Oil prices fell Wednesday as data showing a modest rise in US production overshadowed a hefty drop in crude inventories in the world's top petroleum consumer.
Investor sentiment was also dented by gloomy Chinese manufacturing data which stoked fresh concern over oil demand in the Asian powerhouse.
US benchmark West Texas Intermediate for delivery in November fell $1.88 to $44.48 a barrel compared with Tuesday's close on the New York Mercantile Exchange.
Brent North Sea crude for November delivery slid $1.33 to stand at $47.75 a barrel in London.
The US government's Department of Energy (DoE) reported that American commercial crude inventories sank by 1.9 million barrels in the week ending September 18.
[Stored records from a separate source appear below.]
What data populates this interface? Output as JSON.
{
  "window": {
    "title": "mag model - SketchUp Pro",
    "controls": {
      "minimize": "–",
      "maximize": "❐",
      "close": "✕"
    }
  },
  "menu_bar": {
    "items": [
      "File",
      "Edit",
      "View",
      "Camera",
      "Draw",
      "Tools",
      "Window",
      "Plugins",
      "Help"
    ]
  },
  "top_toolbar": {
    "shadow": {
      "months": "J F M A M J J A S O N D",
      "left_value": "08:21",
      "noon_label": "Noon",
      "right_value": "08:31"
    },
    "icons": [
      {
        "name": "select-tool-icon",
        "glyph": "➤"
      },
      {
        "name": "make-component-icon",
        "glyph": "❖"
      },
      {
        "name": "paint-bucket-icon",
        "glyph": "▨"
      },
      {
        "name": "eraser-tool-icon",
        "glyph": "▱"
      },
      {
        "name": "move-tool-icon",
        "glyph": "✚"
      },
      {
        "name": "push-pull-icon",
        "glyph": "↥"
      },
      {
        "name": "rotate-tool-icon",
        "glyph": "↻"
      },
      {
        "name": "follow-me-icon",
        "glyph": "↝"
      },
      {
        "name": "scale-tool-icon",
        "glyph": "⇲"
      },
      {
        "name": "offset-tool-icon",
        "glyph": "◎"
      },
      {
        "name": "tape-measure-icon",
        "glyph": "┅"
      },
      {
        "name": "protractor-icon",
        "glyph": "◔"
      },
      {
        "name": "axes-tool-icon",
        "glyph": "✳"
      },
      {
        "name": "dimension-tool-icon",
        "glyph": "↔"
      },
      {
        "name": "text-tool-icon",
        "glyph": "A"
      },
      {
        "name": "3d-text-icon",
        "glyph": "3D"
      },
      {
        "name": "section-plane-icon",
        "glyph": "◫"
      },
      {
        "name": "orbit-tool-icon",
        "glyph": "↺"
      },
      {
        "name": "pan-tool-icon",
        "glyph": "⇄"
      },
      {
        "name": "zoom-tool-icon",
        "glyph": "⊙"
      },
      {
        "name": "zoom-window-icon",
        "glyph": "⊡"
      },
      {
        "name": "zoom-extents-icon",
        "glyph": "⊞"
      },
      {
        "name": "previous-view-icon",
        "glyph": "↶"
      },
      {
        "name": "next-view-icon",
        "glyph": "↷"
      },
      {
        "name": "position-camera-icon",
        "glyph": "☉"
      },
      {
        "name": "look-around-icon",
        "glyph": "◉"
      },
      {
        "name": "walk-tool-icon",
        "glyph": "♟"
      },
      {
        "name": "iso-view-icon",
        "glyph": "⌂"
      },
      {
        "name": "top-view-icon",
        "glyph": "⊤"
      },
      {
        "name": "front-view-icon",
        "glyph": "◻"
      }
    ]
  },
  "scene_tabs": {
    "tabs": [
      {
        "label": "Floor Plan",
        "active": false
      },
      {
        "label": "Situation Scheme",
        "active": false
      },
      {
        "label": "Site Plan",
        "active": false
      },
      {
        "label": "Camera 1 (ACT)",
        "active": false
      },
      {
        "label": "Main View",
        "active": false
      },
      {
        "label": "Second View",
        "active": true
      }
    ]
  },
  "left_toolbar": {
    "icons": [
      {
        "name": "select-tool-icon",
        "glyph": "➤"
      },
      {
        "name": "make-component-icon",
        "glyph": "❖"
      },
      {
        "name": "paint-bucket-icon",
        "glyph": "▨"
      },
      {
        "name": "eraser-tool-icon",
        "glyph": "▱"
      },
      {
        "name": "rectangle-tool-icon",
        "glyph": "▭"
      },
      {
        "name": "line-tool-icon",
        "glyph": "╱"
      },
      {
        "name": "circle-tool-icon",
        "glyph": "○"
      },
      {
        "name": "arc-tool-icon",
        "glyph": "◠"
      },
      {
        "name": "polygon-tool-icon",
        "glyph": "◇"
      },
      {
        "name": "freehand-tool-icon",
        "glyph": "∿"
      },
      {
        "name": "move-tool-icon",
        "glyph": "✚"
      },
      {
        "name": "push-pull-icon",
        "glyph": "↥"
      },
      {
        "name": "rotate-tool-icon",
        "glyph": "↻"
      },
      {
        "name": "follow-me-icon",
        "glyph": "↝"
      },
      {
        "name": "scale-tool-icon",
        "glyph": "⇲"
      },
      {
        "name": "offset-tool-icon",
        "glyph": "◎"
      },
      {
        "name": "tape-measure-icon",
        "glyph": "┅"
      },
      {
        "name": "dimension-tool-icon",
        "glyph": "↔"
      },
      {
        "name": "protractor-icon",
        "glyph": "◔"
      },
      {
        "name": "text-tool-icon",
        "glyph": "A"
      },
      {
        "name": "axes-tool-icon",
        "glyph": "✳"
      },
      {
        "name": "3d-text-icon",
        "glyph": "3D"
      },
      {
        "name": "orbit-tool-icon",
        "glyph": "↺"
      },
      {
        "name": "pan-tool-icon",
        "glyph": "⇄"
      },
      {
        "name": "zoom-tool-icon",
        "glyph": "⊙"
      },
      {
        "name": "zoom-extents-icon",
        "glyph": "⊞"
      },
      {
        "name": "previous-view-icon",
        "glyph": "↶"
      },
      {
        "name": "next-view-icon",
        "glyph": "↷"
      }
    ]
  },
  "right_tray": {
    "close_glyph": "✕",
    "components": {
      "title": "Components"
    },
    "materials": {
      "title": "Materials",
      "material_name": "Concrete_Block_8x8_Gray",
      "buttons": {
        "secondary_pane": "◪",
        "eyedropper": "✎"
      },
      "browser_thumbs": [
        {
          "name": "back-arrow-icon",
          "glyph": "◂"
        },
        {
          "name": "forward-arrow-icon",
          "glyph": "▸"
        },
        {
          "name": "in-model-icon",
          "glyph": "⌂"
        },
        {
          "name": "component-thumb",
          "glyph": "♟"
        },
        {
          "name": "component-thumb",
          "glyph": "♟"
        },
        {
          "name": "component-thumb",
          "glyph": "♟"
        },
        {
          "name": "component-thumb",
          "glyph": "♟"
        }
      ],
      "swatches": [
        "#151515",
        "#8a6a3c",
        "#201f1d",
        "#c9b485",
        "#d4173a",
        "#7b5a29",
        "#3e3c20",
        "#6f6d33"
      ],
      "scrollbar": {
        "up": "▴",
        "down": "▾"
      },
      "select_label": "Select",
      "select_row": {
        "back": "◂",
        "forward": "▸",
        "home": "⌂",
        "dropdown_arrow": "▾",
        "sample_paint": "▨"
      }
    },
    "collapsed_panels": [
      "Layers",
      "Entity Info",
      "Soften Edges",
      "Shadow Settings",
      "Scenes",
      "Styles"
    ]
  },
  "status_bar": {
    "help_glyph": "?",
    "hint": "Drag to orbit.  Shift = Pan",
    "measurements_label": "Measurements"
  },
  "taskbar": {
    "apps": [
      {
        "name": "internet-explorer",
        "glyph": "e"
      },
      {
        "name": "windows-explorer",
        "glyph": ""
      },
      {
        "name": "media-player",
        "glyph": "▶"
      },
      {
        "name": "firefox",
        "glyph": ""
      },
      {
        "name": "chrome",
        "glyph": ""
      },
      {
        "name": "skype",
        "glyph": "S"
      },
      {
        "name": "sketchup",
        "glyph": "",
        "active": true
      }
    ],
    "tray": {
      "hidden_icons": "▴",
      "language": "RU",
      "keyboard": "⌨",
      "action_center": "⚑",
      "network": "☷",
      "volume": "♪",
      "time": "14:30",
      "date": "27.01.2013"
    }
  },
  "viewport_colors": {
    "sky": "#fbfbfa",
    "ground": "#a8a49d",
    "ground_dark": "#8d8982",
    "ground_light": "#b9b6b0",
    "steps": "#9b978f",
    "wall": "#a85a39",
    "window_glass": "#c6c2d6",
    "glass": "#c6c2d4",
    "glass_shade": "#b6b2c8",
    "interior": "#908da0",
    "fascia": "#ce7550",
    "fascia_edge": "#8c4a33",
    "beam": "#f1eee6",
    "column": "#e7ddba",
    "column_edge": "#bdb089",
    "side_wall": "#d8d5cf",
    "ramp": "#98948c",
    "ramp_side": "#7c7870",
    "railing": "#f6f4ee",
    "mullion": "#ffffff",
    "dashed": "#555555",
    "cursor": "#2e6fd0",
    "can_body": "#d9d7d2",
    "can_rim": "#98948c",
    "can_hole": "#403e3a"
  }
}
However, the DoE also revealed that American oil output rose by 19,000 barrels per day (bpd) to 9.136 million bpd, snapping a six-week run of lower production.
US oil prices initially went up following the report's release, but then fell.
"Sometimes it's the case the headline number at first glance is pretty bullish," said Bob Yawger of Mizuho Securities.
"However, there were some bearish numbers when you go into the details a little bit."
Oil also retreated after a vital measure of manufacturing in China fell to its lowest level in more than six years, signaling weaker demand in the world's second-biggest economy.